BEGIN

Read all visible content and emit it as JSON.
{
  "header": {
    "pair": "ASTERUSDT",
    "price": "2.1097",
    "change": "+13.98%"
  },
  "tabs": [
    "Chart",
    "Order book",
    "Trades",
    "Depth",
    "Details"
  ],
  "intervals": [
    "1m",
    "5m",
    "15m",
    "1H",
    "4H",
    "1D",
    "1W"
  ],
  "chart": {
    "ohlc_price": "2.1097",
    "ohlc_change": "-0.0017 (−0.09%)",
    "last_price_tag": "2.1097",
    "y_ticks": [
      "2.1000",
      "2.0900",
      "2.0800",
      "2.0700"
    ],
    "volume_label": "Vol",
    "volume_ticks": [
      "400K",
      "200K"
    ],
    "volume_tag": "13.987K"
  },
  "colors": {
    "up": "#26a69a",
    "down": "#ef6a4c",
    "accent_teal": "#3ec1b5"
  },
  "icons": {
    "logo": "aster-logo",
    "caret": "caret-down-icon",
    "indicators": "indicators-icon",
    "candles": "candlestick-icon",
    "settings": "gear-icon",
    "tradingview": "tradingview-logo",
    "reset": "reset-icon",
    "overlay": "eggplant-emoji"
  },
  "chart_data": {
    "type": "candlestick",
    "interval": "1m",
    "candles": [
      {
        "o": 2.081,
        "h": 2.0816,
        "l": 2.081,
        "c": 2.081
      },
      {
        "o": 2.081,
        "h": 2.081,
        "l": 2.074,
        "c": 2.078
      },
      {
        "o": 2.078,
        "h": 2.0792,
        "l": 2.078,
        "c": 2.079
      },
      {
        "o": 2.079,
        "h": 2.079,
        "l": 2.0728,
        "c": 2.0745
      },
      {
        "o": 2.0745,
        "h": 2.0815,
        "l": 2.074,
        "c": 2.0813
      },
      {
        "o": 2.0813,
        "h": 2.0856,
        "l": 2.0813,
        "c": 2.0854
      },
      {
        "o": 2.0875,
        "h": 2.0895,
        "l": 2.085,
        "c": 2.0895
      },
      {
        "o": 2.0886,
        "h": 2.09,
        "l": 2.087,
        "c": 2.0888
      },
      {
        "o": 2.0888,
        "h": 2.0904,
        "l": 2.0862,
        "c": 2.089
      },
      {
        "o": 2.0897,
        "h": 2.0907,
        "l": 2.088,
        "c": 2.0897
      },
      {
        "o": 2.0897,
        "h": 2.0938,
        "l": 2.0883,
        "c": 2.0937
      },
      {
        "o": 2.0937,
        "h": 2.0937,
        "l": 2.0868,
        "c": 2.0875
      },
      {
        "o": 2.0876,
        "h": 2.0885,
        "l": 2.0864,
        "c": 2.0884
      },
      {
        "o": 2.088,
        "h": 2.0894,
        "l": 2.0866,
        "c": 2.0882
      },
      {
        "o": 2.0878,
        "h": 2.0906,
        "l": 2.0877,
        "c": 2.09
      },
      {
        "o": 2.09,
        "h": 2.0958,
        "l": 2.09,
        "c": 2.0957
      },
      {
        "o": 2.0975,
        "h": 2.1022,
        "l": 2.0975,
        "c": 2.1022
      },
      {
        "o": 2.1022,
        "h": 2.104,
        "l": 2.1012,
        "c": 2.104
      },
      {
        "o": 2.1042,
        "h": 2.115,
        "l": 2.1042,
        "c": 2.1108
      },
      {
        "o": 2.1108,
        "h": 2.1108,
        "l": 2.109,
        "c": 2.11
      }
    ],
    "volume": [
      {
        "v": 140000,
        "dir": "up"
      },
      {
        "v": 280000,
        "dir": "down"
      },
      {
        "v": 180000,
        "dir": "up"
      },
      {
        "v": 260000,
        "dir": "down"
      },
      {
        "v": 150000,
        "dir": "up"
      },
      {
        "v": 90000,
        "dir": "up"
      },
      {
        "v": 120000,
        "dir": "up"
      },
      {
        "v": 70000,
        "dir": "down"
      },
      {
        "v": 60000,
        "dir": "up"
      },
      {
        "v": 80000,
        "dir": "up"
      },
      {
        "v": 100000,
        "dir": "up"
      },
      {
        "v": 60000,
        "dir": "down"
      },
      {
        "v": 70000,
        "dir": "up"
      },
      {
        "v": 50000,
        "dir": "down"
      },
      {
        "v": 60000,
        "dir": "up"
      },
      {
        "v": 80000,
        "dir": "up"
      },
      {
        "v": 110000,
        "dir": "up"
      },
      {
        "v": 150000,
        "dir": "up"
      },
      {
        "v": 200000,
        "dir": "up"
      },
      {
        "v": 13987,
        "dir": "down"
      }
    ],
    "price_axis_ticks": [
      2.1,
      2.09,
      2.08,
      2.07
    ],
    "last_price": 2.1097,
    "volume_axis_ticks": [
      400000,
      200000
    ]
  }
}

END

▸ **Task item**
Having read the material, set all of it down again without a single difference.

▸ **Solution to this task**
Read all visible content and emit it as JSON.
{
  "header": {
    "pair": "ASTERUSDT",
    "price": "2.1097",
    "change": "+13.98%"
  },
  "tabs": [
    "Chart",
    "Order book",
    "Trades",
    "Depth",
    "Details"
  ],
  "intervals": [
    "1m",
    "5m",
    "15m",
    "1H",
    "4H",
    "1D",
    "1W"
  ],
  "chart": {
    "ohlc_price": "2.1097",
    "ohlc_change": "-0.0017 (−0.09%)",
    "last_price_tag": "2.1097",
    "y_ticks": [
      "2.1000",
      "2.0900",
      "2.0800",
      "2.0700"
    ],
    "volume_label": "Vol",
    "volume_ticks": [
      "400K",
      "200K"
    ],
    "volume_tag": "13.987K"
  },
  "colors": {
    "up": "#26a69a",
    "down": "#ef6a4c",
    "accent_teal": "#3ec1b5"
  },
  "icons": {
    "logo": "aster-logo",
    "caret": "caret-down-icon",
    "indicators": "indicators-icon",
    "candles": "candlestick-icon",
    "settings": "gear-icon",
    "tradingview": "tradingview-logo",
    "reset": "reset-icon",
    "overlay": "eggplant-emoji"
  },
  "chart_data": {
    "type": "candlestick",
    "interval": "1m",
    "candles": [
      {
        "o": 2.081,
        "h": 2.0816,
        "l": 2.081,
        "c": 2.081
      },
      {
        "o": 2.081,
        "h": 2.081,
        "l": 2.074,
        "c": 2.078
      },
      {
        "o": 2.078,
        "h": 2.0792,
        "l": 2.078,
        "c": 2.079
      },
      {
        "o": 2.079,
        "h": 2.079,
        "l": 2.0728,
        "c": 2.0745
      },
      {
        "o": 2.0745,
        "h": 2.0815,
        "l": 2.074,
        "c": 2.0813
      },
      {
        "o": 2.0813,
        "h": 2.0856,
        "l": 2.0813,
        "c": 2.0854
      },
      {
        "o": 2.0875,
        "h": 2.0895,
        "l": 2.085,
        "c": 2.0895
      },
      {
        "o": 2.0886,
        "h": 2.09,
        "l": 2.087,
        "c": 2.0888
      },
      {
        "o": 2.0888,
        "h": 2.0904,
        "l": 2.0862,
        "c": 2.089
      },
      {
        "o": 2.0897,
        "h": 2.0907,
        "l": 2.088,
        "c": 2.0897
      },
      {
        "o": 2.0897,
        "h": 2.0938,
        "l": 2.0883,
        "c": 2.0937
      },
      {
        "o": 2.0937,
        "h": 2.0937,
        "l": 2.0868,
        "c": 2.0875
      },
      {
        "o": 2.0876,
        "h": 2.0885,
        "l": 2.0864,
        "c": 2.0884
      },
      {
        "o": 2.088,
        "h": 2.0894,
        "l": 2.0866,
        "c": 2.0882
      },
      {
        "o": 2.0878,
        "h": 2.0906,
        "l": 2.0877,
        "c": 2.09
      },
      {
        "o": 2.09,
        "h": 2.0958,
        "l": 2.09,
        "c": 2.0957
      },
      {
        "o": 2.0975,
        "h": 2.1022,
        "l": 2.0975,
        "c": 2.1022
      },
      {
        "o": 2.1022,
        "h": 2.104,
        "l": 2.1012,
        "c": 2.104
      },
      {
        "o": 2.1042,
        "h": 2.115,
        "l": 2.1042,
        "c": 2.1108
      },
      {
        "o": 2.1108,
        "h": 2.1108,
        "l": 2.109,
        "c": 2.11
      }
    ],
    "volume": [
      {
        "v": 140000,
        "dir": "up"
      },
      {
        "v": 280000,
        "dir": "down"
      },
      {
        "v": 180000,
        "dir": "up"
      },
      {
        "v": 260000,
        "dir": "down"
      },
      {
        "v": 150000,
        "dir": "up"
      },
      {
        "v": 90000,
        "dir": "up"
      },
      {
        "v": 120000,
        "dir": "up"
      },
      {
        "v": 70000,
        "dir": "down"
      },
      {
        "v": 60000,
        "dir": "up"
      },
      {
        "v": 80000,
        "dir": "up"
      },
      {
        "v": 100000,
        "dir": "up"
      },
      {
        "v": 60000,
        "dir": "down"
      },
      {
        "v": 70000,
        "dir": "up"
      },
      {
        "v": 50000,
        "dir": "down"
      },
      {
        "v": 60000,
        "dir": "up"
      },
      {
        "v": 80000,
        "dir": "up"
      },
      {
        "v": 110000,
        "dir": "up"
      },
      {
        "v": 150000,
        "dir": "up"
      },
      {
        "v": 200000,
        "dir": "up"
      },
      {
        "v": 13987,
        "dir": "down"
      }
    ],
    "price_axis_ticks": [
      2.1,
      2.09,
      2.08,
      2.07
    ],
    "last_price": 2.1097,
    "volume_axis_ticks": [
      400000,
      200000
    ]
  }
}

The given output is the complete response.